Your answer should repeat every line of the records below in which the word "this" appears.

==== Recorded data

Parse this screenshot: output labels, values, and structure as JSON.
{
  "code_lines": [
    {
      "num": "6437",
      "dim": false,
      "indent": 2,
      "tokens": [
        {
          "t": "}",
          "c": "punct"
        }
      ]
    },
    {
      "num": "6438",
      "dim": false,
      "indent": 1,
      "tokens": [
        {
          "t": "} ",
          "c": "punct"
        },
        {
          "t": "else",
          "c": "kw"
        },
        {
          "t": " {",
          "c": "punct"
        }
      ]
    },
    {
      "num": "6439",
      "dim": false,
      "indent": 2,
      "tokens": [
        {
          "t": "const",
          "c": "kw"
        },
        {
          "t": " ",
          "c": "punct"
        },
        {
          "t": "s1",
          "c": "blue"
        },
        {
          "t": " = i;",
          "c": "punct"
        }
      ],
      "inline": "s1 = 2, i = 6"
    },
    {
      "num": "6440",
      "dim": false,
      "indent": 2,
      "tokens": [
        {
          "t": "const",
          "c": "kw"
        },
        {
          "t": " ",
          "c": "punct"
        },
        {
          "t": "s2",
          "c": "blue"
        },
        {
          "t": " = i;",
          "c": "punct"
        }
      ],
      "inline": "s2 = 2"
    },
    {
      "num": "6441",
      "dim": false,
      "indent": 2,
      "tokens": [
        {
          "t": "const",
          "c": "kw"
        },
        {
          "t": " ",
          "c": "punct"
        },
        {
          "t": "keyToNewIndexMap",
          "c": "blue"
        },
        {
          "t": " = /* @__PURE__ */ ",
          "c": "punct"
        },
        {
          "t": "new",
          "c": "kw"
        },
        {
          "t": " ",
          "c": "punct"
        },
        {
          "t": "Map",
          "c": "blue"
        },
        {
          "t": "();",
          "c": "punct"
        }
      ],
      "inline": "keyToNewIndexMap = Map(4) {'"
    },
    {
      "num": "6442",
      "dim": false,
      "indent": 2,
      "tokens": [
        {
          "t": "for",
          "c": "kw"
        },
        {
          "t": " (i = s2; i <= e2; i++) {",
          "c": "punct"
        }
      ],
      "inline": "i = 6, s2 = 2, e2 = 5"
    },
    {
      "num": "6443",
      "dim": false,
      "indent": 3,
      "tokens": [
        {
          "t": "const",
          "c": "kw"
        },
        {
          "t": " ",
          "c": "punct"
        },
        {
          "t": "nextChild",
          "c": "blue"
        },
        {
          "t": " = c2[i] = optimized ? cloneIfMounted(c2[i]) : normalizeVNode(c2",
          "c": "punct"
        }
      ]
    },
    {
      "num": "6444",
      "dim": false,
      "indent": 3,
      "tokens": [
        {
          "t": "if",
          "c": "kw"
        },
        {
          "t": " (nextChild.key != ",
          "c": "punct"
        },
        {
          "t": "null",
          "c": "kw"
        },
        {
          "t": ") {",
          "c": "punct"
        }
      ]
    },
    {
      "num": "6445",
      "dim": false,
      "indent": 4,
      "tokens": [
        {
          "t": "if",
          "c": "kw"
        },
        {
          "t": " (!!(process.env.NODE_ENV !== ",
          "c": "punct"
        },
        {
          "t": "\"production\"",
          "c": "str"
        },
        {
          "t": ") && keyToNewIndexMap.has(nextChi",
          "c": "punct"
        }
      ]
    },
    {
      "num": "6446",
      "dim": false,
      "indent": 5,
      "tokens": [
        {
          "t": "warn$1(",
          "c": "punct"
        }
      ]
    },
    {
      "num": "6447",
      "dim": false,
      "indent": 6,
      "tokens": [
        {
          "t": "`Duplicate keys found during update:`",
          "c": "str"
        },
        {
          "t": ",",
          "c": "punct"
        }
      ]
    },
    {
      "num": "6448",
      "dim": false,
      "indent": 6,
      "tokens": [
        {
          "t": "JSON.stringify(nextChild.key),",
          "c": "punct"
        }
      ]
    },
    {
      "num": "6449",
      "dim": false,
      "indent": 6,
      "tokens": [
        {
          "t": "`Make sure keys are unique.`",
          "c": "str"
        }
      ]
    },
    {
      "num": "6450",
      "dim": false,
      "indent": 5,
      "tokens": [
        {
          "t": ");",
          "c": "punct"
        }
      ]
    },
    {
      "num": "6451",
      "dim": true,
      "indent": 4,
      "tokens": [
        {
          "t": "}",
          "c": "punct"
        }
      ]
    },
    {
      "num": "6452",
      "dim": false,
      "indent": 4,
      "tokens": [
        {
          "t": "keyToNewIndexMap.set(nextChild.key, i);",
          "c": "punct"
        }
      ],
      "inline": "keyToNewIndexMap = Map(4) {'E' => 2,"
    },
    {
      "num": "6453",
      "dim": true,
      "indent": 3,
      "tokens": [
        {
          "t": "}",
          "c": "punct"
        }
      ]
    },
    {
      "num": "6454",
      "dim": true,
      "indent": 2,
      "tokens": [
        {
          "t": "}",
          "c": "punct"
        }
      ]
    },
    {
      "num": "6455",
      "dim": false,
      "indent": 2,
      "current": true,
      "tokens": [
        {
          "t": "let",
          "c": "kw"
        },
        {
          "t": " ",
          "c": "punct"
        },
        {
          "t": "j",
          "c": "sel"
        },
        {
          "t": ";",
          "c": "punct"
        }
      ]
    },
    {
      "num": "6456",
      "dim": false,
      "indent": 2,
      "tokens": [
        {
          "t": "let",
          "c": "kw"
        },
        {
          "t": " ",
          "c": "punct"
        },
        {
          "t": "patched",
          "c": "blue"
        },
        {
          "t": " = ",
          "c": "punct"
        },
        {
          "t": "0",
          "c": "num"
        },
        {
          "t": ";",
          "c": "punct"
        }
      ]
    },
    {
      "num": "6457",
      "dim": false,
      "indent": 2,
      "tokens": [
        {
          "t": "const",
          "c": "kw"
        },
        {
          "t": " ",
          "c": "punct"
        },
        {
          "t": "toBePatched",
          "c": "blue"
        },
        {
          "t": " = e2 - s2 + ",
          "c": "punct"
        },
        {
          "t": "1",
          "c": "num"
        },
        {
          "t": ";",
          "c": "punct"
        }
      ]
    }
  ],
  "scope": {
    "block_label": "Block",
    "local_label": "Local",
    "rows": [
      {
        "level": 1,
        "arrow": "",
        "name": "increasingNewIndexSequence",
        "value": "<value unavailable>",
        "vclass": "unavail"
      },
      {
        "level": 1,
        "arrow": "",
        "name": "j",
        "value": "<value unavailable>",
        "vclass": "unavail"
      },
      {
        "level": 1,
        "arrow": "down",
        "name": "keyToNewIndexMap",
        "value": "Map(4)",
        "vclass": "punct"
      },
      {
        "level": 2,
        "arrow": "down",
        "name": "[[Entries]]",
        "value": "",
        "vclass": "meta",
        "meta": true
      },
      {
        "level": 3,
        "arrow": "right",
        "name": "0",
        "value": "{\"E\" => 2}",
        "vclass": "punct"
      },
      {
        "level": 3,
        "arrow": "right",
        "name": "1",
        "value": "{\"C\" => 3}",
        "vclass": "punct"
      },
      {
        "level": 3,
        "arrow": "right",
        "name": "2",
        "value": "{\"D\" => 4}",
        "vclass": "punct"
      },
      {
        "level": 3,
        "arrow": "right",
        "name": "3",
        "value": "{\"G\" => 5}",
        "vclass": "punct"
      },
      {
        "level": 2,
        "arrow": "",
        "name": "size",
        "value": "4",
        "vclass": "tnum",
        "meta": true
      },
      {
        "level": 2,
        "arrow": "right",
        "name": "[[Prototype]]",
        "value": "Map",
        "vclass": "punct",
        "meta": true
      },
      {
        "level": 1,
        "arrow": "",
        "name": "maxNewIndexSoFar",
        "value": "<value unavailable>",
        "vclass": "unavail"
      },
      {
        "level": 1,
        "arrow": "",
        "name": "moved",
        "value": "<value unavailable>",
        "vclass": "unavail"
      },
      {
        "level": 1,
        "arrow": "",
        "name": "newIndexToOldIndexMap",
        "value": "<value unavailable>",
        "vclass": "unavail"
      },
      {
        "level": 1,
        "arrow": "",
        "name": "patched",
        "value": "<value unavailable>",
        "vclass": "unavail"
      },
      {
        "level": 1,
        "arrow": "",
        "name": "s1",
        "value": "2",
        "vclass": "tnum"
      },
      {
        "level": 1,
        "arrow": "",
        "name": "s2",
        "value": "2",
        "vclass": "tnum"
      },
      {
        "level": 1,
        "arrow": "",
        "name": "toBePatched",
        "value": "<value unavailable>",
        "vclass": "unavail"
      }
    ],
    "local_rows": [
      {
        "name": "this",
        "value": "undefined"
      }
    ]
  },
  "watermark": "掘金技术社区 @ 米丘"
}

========

## [Answer space]
Parse this screenshot: output labels, values, and structure as JSON.
        "name": "this",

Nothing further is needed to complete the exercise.